Over the last five years, the amount of heroin taken off Springfield streets has increased by nearly 3,000 percent.

“We are seeing a big influx of heroin at the same time, we are seeing a decline in our crack cocaine usage,” said a Springfield Police Special Investigations Section Commander.

In 2011, 13 grams of heroin were confiscated and in 2015, 397 grams were seized.

“Most of the trade seems to be Springfield specific. They are coming here on purpose and staying and selling.”

While law enforcement agencies in southwest Missouri are trying to stay on top of the heroin trade in the area, Springfield police say our location on Interstate 44 doesn’t play in their favor.

Through their investigations, narcotic detectives say dealers have a straight shot to a high demand market in Springfield.

“Like example, St. Louis, Kansas City, Tulsa, Little Rock, just larger cities to smaller cities is how it typically goes and that’s what we see here too.”

SPD investigators believe they have a good idea of who is bringing heroin into the Queen City.

“We have a pretty good picture of who is bringing it in, who is selling it. We are just aggressively pursuing it, trying to get ahead of it before it gets out of hand.”

Carter said as a user, it is not about where it is coming from, it is about who you know.

“I had no friends that used originally and then after a year or less, most of the people that were around me, my circle of friends, were using.”

Earlier this year, Springfield police found six and a half pounds or almost three thousand grams of heroin in a home.

“Heroin is here and we all probably just need to acknowledge that and move towards slowing that progression.”

That does not compare to the state level.
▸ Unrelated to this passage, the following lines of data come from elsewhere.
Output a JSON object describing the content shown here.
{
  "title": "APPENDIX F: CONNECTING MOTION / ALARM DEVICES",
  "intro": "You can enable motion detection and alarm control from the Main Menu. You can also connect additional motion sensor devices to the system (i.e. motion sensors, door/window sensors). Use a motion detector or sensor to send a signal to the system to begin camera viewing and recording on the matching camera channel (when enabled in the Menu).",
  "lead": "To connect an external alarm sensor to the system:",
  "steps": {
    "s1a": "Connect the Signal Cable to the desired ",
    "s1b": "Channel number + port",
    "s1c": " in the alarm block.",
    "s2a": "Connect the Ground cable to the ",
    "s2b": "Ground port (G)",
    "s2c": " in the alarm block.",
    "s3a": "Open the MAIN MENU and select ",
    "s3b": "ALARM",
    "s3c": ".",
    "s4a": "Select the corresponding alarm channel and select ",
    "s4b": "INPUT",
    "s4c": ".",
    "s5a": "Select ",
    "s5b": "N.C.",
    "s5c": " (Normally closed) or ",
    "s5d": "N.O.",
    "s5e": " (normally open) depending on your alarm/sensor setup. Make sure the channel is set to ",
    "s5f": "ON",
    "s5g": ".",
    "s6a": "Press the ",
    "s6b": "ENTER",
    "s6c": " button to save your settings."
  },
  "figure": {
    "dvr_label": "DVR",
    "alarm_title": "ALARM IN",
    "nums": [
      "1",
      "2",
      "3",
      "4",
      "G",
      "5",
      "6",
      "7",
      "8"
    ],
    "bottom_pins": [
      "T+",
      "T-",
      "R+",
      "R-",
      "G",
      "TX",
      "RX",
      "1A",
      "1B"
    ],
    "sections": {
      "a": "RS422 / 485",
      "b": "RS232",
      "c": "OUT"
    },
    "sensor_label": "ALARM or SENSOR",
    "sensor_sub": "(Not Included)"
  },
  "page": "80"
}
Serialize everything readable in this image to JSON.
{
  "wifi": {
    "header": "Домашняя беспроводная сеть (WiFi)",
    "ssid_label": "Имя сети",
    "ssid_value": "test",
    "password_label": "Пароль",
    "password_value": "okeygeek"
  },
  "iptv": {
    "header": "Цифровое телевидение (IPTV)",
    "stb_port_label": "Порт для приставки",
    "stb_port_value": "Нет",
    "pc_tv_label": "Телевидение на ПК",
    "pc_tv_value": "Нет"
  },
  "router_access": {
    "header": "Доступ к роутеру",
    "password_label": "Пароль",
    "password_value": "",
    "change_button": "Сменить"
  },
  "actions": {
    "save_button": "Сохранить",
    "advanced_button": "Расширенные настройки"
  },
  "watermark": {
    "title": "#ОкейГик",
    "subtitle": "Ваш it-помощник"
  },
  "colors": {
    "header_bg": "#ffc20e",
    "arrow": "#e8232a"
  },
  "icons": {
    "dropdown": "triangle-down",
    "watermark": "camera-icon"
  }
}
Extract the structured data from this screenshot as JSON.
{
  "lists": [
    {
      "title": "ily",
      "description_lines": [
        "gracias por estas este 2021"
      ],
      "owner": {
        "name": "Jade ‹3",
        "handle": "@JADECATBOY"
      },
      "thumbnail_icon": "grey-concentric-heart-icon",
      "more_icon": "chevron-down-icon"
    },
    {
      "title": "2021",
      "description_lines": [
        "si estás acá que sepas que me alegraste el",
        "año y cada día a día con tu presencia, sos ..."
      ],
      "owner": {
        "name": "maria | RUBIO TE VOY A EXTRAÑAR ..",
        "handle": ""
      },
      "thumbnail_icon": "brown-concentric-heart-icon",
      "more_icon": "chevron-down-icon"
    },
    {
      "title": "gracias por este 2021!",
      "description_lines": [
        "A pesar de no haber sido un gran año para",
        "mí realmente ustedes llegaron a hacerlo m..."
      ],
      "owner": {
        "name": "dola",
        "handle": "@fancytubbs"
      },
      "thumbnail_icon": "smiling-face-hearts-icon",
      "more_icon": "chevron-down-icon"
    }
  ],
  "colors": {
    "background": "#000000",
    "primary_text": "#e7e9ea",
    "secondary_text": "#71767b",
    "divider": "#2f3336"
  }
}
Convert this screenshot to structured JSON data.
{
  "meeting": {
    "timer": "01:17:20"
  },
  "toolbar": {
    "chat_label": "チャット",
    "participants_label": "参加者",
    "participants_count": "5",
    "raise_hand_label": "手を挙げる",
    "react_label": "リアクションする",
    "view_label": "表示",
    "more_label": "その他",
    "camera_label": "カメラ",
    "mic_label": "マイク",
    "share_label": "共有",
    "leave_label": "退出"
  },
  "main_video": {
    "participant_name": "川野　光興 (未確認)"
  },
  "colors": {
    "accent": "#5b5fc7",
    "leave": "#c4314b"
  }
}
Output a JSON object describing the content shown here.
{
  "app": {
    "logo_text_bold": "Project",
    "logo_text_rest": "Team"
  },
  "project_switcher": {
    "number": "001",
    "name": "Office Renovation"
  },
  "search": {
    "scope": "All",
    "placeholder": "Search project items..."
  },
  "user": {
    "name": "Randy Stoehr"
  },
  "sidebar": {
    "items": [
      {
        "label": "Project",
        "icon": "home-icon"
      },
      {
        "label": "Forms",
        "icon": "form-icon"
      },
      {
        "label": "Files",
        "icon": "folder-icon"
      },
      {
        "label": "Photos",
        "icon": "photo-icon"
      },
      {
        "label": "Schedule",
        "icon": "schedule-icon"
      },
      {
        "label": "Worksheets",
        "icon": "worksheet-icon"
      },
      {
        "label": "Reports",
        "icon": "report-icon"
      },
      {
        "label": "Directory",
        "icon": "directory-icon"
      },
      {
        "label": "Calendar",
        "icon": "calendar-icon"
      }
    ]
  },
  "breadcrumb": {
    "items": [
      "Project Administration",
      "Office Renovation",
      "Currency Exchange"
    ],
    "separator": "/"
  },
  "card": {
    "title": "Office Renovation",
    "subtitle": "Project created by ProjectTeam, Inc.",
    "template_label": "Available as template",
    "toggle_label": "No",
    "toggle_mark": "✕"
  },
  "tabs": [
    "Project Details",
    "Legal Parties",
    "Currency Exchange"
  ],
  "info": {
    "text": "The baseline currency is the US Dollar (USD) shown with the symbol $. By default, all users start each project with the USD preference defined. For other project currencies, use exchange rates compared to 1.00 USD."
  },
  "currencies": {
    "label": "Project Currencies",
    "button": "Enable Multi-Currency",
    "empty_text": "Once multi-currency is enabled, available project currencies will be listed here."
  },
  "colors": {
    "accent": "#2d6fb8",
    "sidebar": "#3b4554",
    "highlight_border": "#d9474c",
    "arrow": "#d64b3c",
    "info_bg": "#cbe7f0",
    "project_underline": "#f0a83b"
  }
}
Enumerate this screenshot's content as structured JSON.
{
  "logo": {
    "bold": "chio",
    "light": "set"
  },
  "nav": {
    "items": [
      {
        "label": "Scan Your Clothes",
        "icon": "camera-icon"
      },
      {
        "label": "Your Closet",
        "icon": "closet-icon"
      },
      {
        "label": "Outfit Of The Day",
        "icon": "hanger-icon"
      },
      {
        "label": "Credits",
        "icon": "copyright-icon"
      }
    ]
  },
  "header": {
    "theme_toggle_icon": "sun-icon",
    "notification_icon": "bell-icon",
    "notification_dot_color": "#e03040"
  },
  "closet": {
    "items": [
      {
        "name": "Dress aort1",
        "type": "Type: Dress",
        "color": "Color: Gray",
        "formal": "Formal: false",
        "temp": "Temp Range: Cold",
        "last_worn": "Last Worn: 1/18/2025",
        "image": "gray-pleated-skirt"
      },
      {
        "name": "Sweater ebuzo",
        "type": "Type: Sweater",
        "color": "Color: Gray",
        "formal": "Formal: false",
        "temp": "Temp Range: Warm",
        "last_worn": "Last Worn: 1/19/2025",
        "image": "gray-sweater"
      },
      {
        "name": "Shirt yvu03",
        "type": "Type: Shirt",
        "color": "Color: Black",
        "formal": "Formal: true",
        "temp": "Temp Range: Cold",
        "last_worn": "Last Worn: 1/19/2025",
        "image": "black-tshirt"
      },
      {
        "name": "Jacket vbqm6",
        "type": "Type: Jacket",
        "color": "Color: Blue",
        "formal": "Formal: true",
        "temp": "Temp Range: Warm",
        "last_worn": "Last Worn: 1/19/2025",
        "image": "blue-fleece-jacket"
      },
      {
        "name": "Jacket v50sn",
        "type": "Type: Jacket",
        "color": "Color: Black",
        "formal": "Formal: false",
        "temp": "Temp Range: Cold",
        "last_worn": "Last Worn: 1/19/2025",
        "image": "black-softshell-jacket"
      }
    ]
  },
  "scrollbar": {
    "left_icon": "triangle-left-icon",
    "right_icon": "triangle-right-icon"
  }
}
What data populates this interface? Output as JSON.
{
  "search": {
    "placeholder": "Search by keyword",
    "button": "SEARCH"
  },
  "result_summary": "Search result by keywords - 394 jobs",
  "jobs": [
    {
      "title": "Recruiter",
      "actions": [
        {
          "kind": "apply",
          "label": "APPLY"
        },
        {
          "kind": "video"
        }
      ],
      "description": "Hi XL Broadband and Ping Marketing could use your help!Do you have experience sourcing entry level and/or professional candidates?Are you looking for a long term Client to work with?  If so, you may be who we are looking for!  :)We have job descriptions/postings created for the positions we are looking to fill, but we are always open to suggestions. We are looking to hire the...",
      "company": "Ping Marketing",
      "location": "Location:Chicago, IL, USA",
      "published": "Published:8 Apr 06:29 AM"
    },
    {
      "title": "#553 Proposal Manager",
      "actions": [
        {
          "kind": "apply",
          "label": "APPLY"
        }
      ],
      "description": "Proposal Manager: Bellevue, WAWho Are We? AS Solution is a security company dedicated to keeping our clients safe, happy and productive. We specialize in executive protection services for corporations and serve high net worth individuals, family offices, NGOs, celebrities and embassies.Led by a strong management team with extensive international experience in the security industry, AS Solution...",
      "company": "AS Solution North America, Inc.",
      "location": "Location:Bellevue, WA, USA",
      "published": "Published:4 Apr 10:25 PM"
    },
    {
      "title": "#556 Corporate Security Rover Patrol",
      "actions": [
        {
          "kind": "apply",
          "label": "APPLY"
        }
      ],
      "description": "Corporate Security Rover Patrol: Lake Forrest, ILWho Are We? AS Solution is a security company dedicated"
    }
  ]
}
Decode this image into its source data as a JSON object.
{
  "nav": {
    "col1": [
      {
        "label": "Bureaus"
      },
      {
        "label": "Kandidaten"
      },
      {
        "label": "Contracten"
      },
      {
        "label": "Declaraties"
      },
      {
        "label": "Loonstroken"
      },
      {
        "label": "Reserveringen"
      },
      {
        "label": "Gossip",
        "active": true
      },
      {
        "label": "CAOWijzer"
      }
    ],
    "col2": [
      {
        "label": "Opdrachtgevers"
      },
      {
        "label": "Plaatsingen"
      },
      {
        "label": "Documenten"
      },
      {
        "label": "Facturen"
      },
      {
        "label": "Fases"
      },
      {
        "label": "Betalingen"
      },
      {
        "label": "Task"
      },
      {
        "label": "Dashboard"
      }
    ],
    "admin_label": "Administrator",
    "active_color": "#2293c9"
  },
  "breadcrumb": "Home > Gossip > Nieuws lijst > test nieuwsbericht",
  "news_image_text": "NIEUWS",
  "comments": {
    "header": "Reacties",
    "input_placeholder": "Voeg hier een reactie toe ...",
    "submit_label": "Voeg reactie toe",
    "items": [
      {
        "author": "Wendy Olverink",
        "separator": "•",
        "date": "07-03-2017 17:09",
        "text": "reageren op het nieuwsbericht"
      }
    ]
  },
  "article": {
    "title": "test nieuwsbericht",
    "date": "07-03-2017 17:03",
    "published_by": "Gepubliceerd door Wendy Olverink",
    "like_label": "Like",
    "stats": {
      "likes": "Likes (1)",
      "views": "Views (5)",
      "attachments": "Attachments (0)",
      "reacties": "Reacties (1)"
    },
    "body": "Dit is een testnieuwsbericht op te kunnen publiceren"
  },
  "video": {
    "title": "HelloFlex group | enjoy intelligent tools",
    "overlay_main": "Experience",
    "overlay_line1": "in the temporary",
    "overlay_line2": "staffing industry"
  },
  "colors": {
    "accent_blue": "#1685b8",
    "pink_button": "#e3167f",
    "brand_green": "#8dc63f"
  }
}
Troopers took 4,192 grams off Missouri highways in 2015 compared to 156 grams in 2011.

“A typical user amount may be an eighth of a gram so when you get four grams off of a dealer you have to put how much that is worth in the amount of grams that he was going to sell out.”

On the medical side, paramedics say the trends in overdoses tell them a little bit about when a new shipment of heroin makes its way into the Ozarks.

Over the past year, the increase in overdoses can be linked to the type of heroin on the streets.

“It seems like when there was a certain supply coming in our rate of calls would go up,” said Mercy EMS Grant Trimbell.

Paramedics say the trend shows just how dangerous heroin can be.

“It almost seemed like some of this heroin that was coming in was more potent than people were used to.”

Springfield police say there is not just one type of heroin in the Ozarks.

“Most of what we are seeing is the powder heroin. We have seen some black tar heroin but a lot of it is just what I would call powder heroin.”

Dealers may be cutting their supply to make a bigger profit but creating a deadly combination.

“You are strictly relying on your dealer to tell you what’s in there and they are not going to tell you how many times that’s been cut.”

Carter says heroin in the Ozarks took his life physically, financially and emotionally.

“I had an overdose in 2007 and I have kidney, renal insufficiency as part of that. I was actually homeless for two years in Springfield. It is pretty sad. It liked to cause me my life honestly.”

But he is not giving up on his fight.

“I’m not going to come in and say hey, I’m done with this. It doesn’t work like that. I’ve thought that I could a couple of times and it didn’t work like that.”

The Office of National Drug Control Policy says America is mostly divided when it comes to heroin distribution. Heroin found west of the Mississippi river is likely from Mexico but that on the east side is from Colombia.